Imagine you are in the market for buying a car. Right down the road from your house is a Ford dealership, so you head there to see what your options might be. You meet with a salesman who asks what kinds of features you are looking for in a vehicle, so you tell him. If the salesman is following the suitability standard, this is how the situation would play out: He comes back and says that a brand new Ford Escape would fit your needs amazingly! All you need to do is complete some paperwork and you’ll be on the road in your new car. What he doesn’t say, however, is that there is a Jeep dealership a few miles up the road with a product that fits your needs as well, and also happens to be several thousand dollars cheaper. You remain ignorant of this fact, sign on the dotted line, and the salesman gets his commission. Were the salesman a fiduciary, he would have been legally and ethically obligated to inform you of the better deal offered at the Jeep dealership, thereby saving you thousands of dollars. Unfortunately, he did not.
So, where do we go from here? Will these companies that follow the suitability standard continue to get away with providing biased advice? In the short-term, yes. The DOL could fight the 5th Circuit Court’s ruling and take the case to the Supreme Court, but that decision would be long and drawn out. The SEC is currently developing their own process for cracking down on biased advice, though some criticize it for being too lenient. As it was a huge point in the 5th Circuit’s decision of striking down the DOL’s rule, states are also developing versions of a fiduciary rule. Though these reports seem to be encouraging, having 50 different versions of a fiduciary rule would be a compliance nightmare for any company doing business or having clients in multiple states. If you tend to walk on the brighter side of life, have faith that in the long-run, proper government entities will be able to regulate financial companies to provide unbiased advice.

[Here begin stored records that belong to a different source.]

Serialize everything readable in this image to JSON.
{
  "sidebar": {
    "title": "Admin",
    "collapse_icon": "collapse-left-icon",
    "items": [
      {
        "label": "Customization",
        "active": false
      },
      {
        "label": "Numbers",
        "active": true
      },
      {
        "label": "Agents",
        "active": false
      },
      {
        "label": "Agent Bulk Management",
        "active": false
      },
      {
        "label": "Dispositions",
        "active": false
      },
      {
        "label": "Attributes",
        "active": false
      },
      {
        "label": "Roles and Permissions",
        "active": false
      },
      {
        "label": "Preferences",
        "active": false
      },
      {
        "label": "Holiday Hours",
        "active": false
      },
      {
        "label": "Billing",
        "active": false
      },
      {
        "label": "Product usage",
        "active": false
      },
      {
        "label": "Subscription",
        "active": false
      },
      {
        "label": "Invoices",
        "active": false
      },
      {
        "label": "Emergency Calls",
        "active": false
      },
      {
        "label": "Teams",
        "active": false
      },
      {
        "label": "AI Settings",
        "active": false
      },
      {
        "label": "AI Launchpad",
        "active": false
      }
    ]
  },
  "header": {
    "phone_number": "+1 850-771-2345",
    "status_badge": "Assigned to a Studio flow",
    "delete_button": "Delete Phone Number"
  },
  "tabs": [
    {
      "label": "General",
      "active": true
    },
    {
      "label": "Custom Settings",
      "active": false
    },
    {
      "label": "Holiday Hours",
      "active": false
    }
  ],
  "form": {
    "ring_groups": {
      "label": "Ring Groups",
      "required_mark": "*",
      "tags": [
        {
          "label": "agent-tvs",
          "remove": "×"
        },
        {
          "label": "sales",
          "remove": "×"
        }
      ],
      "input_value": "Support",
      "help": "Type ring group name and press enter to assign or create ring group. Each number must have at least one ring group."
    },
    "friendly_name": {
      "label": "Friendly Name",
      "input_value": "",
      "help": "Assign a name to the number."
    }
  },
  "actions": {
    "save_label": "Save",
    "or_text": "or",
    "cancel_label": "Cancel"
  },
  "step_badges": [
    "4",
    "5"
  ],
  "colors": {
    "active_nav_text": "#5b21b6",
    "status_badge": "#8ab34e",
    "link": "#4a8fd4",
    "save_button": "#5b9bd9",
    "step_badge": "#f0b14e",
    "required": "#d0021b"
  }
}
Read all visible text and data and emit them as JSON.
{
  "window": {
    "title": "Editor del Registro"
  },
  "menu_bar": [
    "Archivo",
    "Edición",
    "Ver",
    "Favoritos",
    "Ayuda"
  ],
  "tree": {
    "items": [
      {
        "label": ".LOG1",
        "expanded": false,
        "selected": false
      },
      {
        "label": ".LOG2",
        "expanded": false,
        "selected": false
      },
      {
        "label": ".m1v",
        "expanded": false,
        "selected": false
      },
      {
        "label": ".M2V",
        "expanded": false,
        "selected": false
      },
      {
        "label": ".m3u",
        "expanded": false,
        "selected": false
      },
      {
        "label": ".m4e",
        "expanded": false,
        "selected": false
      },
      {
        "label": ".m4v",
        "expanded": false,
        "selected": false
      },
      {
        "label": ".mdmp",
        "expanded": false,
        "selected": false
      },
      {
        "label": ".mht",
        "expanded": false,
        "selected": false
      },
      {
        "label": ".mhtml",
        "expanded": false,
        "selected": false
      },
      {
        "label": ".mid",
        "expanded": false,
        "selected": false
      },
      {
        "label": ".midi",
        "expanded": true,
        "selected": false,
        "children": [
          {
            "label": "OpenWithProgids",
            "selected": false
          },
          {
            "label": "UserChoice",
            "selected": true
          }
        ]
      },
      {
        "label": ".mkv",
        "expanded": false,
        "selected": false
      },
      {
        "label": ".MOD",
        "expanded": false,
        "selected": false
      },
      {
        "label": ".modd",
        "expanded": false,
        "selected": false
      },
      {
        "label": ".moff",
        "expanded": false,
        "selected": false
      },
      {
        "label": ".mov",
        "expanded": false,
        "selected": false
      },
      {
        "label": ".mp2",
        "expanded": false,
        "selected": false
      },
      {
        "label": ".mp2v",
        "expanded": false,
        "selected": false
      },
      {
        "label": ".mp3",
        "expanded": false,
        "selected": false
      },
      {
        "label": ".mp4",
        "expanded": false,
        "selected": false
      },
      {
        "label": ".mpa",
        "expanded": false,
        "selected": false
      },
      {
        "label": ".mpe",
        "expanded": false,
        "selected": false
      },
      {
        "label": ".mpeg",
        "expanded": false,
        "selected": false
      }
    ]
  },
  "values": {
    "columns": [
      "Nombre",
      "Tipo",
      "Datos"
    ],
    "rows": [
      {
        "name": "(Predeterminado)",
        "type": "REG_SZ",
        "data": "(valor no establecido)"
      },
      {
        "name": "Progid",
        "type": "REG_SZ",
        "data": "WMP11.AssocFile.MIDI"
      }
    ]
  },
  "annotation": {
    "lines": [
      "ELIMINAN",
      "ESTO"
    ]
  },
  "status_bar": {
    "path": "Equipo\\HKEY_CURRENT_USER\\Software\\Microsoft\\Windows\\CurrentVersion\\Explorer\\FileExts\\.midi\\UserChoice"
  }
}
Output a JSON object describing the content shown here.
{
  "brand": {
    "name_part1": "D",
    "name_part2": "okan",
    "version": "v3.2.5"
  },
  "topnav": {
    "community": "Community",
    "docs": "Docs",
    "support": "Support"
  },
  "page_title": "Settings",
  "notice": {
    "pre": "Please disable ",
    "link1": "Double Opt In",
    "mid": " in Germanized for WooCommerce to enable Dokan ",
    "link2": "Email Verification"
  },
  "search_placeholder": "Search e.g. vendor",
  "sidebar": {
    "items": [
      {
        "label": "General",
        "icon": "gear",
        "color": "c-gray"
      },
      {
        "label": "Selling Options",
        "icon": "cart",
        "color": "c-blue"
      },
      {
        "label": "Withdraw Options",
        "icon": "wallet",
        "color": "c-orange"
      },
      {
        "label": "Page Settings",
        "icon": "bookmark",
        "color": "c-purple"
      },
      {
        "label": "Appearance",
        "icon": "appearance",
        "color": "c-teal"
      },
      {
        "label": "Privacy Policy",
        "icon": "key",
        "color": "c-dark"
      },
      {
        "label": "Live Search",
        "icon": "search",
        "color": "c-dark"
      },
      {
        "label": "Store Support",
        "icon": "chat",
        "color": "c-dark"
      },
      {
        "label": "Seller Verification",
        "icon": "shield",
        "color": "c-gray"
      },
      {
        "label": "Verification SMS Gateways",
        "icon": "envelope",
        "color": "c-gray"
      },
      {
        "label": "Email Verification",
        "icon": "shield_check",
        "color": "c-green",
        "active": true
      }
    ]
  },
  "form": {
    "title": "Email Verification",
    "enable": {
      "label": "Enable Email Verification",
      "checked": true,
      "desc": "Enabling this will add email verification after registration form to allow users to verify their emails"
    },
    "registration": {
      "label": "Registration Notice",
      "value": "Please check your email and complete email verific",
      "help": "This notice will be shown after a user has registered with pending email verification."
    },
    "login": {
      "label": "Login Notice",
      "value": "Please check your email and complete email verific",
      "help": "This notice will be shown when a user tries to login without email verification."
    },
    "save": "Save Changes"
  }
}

If you are a consumer of financial services, what do you do now? First and foremost, be absolutely certain that the individual or company that you are doing business with is a fiduciary. If you are a client with SAS, LLC, you already know that we are a fiduciary. We make every effort to convey that our advice is given with your absolute best interests in mind. If you are not, confirm that the professional you work with is a fiduciary. Do you have a 401(k) you contribute to? Check with your HR rep to see when the next plan review is. Have an IRA? Check to make sure whoever manages it is a fiduciary. Above all, if you think you’re being taken advantage of, don’t be afraid to ask for a second opinion from a source that is a known fiduciary. Want to know a quick way to verify whether a person is a fiduciary? Check to see if he or she is a CFP®. All CFP®’s are bound to the fiduciary standard. We are proud to say that all of our financial professionals are either CFP®’s or pursuing their CFP®. Feel free to come to us for a second opinion, we promise to do our best to set you on the best path possible.